Affiliation: Department of Neurology, Beijing Children's Hospital Affiliated to Capital Medical University, Beijing, China.

ABSTRACT
The aim of the current study was to localize the epileptic focus and characterize its causal relation with other brain regions, to understand the cognitive deficits in children with benign childhood epilepsy with centrotemporal spikes (BECTS). Resting-state functional magnetic resonance imaging (fMRI) was performed in 37 children with BECTS and 25 children matched for age, sex and educational achievement. We identified the potential epileptogenic zone (EZ) by comparing the amplitude of low frequency fluctuation (ALFF) of spontaneous blood oxygenation level dependent fMRI signals between the groups.

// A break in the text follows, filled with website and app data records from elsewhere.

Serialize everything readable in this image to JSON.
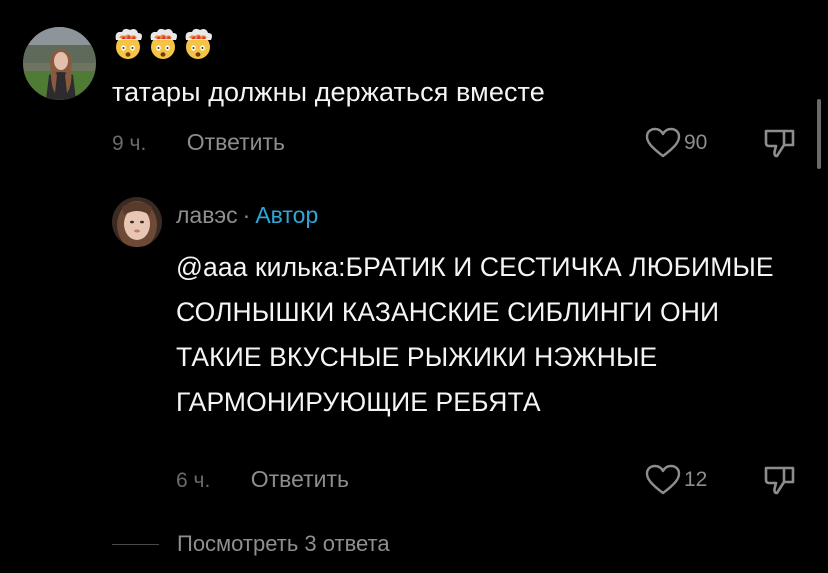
{
  "comments": [
    {
      "emojis": [
        "exploding-head-emoji",
        "exploding-head-emoji",
        "exploding-head-emoji"
      ],
      "text": "татары должны держаться вместе",
      "time": "9 ч.",
      "reply_label": "Ответить",
      "likes": "90"
    },
    {
      "author": "лавэс",
      "separator": "·",
      "author_badge": "Автор",
      "text": "@ааа килька:БРАТИК И СЕСТИЧКА ЛЮБИМЫЕ СОЛНЫШКИ КАЗАНСКИЕ СИБЛИНГИ ОНИ ТАКИЕ ВКУСНЫЕ РЫЖИКИ НЭЖНЫЕ ГАРМОНИРУЮЩИЕ РЕБЯТА",
      "time": "6 ч.",
      "reply_label": "Ответить",
      "likes": "12"
    }
  ],
  "view_replies_label": "Посмотреть 3 ответа",
  "colors": {
    "background": "#000000",
    "text": "#f5f5f5",
    "muted": "#8d8d8d",
    "author_badge": "#2fa6d8"
  },
  "icons": {
    "like": "heart-outline-icon",
    "dislike": "thumbs-down-outline-icon"
  }
}
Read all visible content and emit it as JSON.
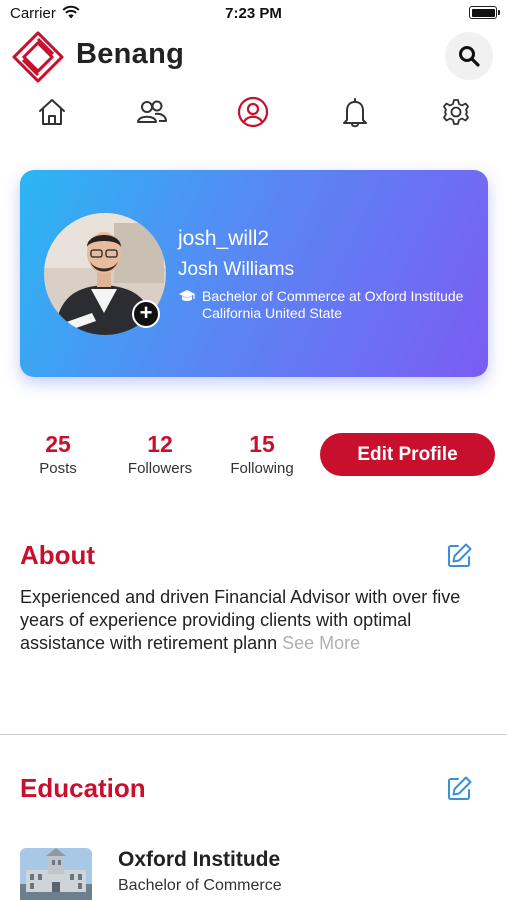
{
  "status_bar": {
    "carrier": "Carrier",
    "time": "7:23 PM"
  },
  "header": {
    "app_name": "Benang",
    "logo_icon": "benang-logo-icon",
    "search_icon": "search-icon"
  },
  "nav": {
    "items": [
      {
        "name": "home",
        "icon": "home-icon",
        "active": false
      },
      {
        "name": "friends",
        "icon": "people-icon",
        "active": false
      },
      {
        "name": "profile",
        "icon": "user-circle-icon",
        "active": true
      },
      {
        "name": "notifications",
        "icon": "bell-icon",
        "active": false
      },
      {
        "name": "settings",
        "icon": "gear-icon",
        "active": false
      }
    ],
    "active_color": "#c8102e"
  },
  "profile": {
    "username": "josh_will2",
    "full_name": "Josh Williams",
    "education_line": "Bachelor of Commerce at Oxford Institude California United State",
    "add_photo_symbol": "+"
  },
  "stats": {
    "posts": {
      "value": "25",
      "label": "Posts"
    },
    "followers": {
      "value": "12",
      "label": "Followers"
    },
    "following": {
      "value": "15",
      "label": "Following"
    }
  },
  "edit_profile_label": "Edit Profile",
  "about": {
    "title": "About",
    "text": "Experienced and driven Financial Advisor with over five years of experience providing clients with optimal assistance with retirement plann",
    "see_more": "See More"
  },
  "education": {
    "title": "Education",
    "items": [
      {
        "school": "Oxford Institude",
        "degree": "Bachelor of Commerce"
      }
    ]
  },
  "colors": {
    "brand_red": "#c8102e",
    "card_gradient_start": "#2ab6f3",
    "card_gradient_end": "#7b5cf4",
    "edit_icon": "#3a8fdc"
  }
}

Granger causality analysis was applied to explore the causal effect between EZ and the whole brain. Compared with controls, children with BECTS had significantly increased ALFF in the right postcentral gyrus and bilateral calcarine, and decreased ALFF in the left anterior cingulate cortex, bilateral putaman/caudate, and left cerebellum. ALFF values in the putaman/caudate were positively correlated with verbal IQ scores in patients. The ALFF values in cerebellum and performance IQ scores were negatively correlated in patients. These results suggest that ALFF disturbances in the putaman/caudate and cerebellum play an important role in BECTS cognitive dysfunction. Compared with controls, the patients showed increased driving effect from the EZ to the right medial frontal cortex and posterior cingulate cortex and decreased causal effects from the EZ to left inferior frontal gyrus. The causal effect of the left inferior frontal gyrus negatively correlated with disease duration, which suggests a relation between the epileptiform activity and language impairment. All together, these findings provide additional insight into the neurophysiological mechanisms of epilepitogenisis and cognitive dysfunction associated with BECTS.

No MeSH data available.


Related in: MedlinePlus